● EXERCISE AIM: Could you find every line in the records below that contains the word "icon" and copy it?

--- DATA FOR ANALYSIS ---

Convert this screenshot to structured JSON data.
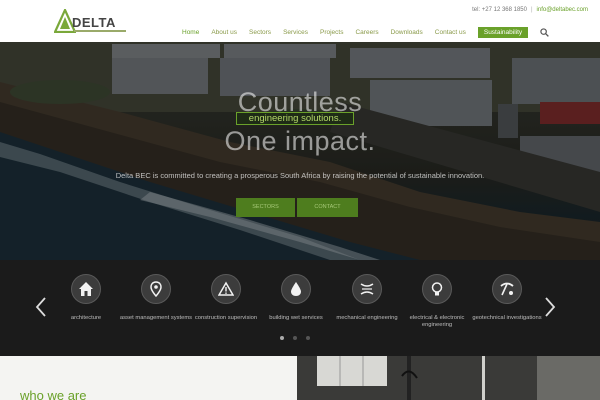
{
  "header": {
    "logo_text": "DELTA",
    "tel": "tel: +27 12 368 1850",
    "email": "info@deltabec.com",
    "nav": [
      {
        "label": "Home"
      },
      {
        "label": "About us"
      },
      {
        "label": "Sectors"
      },
      {
        "label": "Services"
      },
      {
        "label": "Projects"
      },
      {
        "label": "Careers"
      },
      {
        "label": "Downloads"
      },
      {
        "label": "Contact us"
      }
    ],
    "nav_button": "Sustainability"
  },
  "hero": {
    "title_1": "Countless",
    "badge": "engineering solutions.",
    "title_2": "One impact.",
    "text": "Delta BEC is committed to creating a prosperous South Africa by raising the potential of sustainable innovation.",
    "button_1": "SECTORS",
    "button_2": "CONTACT"
  },
  "services": {
    "items": [
      {
        "label": "architecture",
        "icon": "house-icon"
      },
      {
        "label": "asset management systems",
        "icon": "map-pin-icon"
      },
      {
        "label": "construction supervision",
        "icon": "warning-icon"
      },
      {
        "label": "building wet services",
        "icon": "water-drop-icon"
      },
      {
        "label": "mechanical engineering",
        "icon": "road-icon"
      },
      {
        "label": "electrical & electronic engineering",
        "icon": "lightbulb-icon"
      },
      {
        "label": "geotechnical investigations",
        "icon": "pickaxe-icon"
      }
    ],
    "active_slide": 1,
    "slide_count": 3
  },
  "bottom": {
    "heading": "who we are"
  },
  "colors": {
    "accent": "#6aa12a",
    "nav_text": "#8a9a4a",
    "services_bg": "#1b1b1b"
  }
}
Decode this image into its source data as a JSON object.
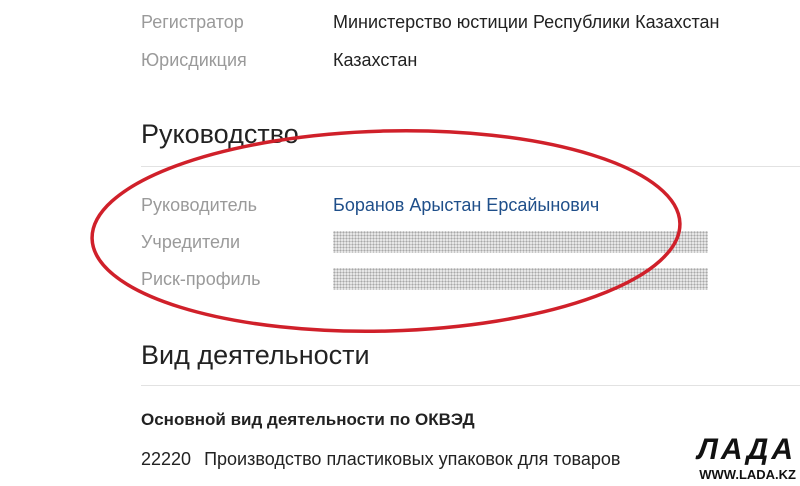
{
  "registration": {
    "registrar_label": "Регистратор",
    "registrar_value": "Министерство юстиции Республики Казахстан",
    "jurisdiction_label": "Юрисдикция",
    "jurisdiction_value": "Казахстан"
  },
  "management": {
    "title": "Руководство",
    "director_label": "Руководитель",
    "director_value": "Боранов Арыстан Ерсайынович",
    "founders_label": "Учредители",
    "risk_label": "Риск-профиль"
  },
  "activity": {
    "title": "Вид деятельности",
    "main_label": "Основной вид деятельности по ОКВЭД",
    "code": "22220",
    "description": "Производство пластиковых упаковок для товаров"
  },
  "watermark": {
    "logo": "ЛАДА",
    "url": "WWW.LADA.KZ"
  },
  "colors": {
    "label": "#9a9a9a",
    "text": "#222222",
    "link": "#1f4f8a",
    "annotation_ellipse": "#d0202a",
    "divider": "#e2e2e2"
  }
}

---

● ANSWER TO THE EXERCISE:
        "icon": "house-icon"
        "icon": "map-pin-icon"
        "icon": "warning-icon"
        "icon": "water-drop-icon"
        "icon": "road-icon"
        "icon": "lightbulb-icon"
        "icon": "pickaxe-icon"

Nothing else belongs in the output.